◆ Prompt
Find the word "content" in the records below. List each line containing it.

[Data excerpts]
──────────────────────────────
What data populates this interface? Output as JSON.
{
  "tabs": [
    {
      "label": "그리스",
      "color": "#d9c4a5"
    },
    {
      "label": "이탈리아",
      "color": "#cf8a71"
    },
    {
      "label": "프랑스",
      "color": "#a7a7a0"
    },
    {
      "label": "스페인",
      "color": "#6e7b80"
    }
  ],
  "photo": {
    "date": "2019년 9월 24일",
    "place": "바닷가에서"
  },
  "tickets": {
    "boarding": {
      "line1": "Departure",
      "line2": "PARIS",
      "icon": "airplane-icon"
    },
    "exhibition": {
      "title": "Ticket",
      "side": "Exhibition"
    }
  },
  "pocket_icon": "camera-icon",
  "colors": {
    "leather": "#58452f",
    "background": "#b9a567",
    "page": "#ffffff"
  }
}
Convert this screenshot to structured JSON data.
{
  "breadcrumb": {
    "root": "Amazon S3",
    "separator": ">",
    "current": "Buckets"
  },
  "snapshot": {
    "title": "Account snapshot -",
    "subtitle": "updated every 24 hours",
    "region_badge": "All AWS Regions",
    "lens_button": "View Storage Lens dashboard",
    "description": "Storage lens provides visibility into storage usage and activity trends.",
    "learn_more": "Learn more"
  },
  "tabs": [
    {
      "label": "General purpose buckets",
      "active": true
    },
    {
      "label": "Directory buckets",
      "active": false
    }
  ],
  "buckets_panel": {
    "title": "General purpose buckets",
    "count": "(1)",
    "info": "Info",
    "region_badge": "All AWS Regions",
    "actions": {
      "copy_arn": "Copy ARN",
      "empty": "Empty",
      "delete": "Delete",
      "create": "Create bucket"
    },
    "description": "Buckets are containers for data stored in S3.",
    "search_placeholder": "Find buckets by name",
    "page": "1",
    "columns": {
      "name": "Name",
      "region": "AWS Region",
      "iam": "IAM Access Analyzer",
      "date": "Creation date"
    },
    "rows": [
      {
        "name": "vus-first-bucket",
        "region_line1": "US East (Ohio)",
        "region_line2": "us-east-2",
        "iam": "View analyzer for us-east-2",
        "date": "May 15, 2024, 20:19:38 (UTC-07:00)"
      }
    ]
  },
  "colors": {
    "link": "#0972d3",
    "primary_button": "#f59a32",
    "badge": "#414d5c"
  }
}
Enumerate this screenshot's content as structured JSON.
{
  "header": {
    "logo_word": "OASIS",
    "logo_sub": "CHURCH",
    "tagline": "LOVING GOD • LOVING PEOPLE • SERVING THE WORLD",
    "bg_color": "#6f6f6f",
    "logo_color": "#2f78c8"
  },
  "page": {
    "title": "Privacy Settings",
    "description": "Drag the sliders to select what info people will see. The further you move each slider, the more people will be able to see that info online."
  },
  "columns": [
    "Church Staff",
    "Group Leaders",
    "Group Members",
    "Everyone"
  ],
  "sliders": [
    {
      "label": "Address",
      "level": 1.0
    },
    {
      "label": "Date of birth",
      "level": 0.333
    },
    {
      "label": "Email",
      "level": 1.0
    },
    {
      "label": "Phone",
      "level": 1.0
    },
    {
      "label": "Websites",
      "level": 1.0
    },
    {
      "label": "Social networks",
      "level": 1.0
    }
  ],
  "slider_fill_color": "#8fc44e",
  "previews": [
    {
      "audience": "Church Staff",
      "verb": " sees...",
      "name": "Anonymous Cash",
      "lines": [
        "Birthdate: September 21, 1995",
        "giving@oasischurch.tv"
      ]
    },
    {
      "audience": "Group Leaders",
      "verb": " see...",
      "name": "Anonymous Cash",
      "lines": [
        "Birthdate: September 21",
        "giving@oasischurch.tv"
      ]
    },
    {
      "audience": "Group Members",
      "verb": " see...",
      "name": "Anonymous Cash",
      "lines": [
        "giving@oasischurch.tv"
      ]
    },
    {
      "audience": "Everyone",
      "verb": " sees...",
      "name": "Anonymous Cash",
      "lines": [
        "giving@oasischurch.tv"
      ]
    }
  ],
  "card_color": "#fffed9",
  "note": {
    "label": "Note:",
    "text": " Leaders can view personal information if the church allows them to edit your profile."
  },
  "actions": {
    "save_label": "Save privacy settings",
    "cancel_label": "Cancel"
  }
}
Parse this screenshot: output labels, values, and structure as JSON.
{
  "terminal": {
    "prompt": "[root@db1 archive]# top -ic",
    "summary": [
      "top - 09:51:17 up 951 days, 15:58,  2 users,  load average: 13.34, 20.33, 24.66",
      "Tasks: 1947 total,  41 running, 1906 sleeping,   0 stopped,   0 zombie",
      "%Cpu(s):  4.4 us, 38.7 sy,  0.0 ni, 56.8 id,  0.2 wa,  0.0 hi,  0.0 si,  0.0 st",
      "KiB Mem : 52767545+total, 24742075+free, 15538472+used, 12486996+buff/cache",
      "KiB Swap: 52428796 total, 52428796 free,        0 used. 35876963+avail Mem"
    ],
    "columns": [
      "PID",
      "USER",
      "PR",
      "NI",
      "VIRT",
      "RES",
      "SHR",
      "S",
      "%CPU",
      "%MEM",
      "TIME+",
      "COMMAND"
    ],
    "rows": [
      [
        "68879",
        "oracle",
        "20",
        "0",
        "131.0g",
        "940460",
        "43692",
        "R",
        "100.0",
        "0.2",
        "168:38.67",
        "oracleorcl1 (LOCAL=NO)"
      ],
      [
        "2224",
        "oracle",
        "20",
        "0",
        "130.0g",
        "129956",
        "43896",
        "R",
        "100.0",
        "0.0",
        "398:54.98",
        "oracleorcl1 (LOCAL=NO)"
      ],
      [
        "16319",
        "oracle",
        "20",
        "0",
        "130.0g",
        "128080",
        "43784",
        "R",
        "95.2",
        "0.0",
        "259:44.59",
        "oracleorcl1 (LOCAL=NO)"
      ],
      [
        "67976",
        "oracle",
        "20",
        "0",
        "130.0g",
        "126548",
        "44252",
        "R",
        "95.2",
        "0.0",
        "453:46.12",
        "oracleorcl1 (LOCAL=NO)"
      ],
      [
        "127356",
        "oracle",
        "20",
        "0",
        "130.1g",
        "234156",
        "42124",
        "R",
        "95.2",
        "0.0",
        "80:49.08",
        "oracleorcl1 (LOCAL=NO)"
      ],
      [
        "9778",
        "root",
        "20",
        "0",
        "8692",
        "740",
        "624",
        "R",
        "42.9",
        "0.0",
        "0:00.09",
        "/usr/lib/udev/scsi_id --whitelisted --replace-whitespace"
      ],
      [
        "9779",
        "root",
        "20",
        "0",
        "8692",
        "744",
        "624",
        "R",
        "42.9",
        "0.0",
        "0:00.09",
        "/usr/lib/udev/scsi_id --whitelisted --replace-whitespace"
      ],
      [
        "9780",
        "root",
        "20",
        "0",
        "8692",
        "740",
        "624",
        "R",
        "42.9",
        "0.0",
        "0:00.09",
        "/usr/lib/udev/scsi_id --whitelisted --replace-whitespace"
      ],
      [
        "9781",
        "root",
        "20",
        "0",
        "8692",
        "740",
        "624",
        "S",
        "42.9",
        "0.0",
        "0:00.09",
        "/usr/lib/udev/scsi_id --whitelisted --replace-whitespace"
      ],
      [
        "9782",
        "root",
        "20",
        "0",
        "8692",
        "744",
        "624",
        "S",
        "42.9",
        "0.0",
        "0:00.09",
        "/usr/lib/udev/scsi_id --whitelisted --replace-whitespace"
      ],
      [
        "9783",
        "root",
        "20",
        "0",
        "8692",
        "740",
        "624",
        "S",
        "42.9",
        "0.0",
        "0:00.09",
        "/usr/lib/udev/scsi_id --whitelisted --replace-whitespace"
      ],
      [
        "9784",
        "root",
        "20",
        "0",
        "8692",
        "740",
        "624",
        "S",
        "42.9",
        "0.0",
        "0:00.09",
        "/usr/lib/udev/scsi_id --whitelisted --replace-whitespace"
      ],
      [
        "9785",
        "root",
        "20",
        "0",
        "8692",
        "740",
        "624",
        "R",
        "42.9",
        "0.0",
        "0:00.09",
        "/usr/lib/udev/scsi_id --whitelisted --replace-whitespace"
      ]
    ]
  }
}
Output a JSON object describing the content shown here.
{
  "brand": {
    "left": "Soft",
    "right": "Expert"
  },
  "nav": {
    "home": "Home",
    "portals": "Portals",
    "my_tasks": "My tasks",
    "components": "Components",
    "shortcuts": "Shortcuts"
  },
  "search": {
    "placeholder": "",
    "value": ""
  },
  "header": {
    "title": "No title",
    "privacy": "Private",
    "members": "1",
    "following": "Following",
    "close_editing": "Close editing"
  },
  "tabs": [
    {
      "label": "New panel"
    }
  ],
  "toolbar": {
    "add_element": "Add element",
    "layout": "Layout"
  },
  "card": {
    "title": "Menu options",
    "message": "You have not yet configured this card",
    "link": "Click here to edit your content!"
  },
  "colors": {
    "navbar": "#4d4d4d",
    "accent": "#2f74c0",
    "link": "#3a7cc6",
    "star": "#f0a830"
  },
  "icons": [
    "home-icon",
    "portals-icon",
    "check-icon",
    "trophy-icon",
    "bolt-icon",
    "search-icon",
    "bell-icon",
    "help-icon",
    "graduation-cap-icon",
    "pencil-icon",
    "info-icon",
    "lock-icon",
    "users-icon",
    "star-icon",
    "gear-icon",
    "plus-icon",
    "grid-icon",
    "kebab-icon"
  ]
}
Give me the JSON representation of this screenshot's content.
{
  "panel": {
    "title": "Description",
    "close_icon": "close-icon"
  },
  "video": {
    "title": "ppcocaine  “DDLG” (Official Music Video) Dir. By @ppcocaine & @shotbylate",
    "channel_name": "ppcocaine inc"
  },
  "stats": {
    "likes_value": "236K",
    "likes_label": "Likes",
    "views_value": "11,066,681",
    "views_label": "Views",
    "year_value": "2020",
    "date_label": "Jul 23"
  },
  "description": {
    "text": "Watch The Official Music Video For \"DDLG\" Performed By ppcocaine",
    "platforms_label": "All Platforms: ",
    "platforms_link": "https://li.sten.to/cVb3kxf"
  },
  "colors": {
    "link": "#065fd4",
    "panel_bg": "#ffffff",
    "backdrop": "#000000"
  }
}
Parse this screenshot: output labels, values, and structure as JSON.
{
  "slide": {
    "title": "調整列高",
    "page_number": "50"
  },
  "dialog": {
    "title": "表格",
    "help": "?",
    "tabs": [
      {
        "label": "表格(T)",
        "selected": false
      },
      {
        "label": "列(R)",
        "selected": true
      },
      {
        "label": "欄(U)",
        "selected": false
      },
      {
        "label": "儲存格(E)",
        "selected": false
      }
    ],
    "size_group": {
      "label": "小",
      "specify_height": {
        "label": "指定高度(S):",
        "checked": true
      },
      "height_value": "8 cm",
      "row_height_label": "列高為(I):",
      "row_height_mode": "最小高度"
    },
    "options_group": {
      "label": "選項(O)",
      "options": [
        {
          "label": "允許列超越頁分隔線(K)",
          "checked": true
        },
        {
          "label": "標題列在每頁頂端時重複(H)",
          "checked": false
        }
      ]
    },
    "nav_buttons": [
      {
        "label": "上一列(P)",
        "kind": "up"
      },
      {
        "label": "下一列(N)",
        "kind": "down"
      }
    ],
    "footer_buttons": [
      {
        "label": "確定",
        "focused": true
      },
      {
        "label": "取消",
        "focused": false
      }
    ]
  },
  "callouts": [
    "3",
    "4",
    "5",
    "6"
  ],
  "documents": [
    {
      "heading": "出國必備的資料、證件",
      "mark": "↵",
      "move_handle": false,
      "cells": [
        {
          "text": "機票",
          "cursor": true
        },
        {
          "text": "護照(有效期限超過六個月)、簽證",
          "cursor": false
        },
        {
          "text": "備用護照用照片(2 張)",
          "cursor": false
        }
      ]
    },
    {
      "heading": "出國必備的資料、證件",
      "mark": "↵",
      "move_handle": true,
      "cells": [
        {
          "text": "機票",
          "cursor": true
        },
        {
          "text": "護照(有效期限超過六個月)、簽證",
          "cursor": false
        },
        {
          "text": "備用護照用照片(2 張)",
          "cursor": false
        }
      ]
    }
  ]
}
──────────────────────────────
◆ Solution
Enumerate this screenshot's content as structured JSON.
Output a JSON object describing the content shown here.
    "link": "Click here to edit your content!"
Give me the JSON representation of this screenshot's content.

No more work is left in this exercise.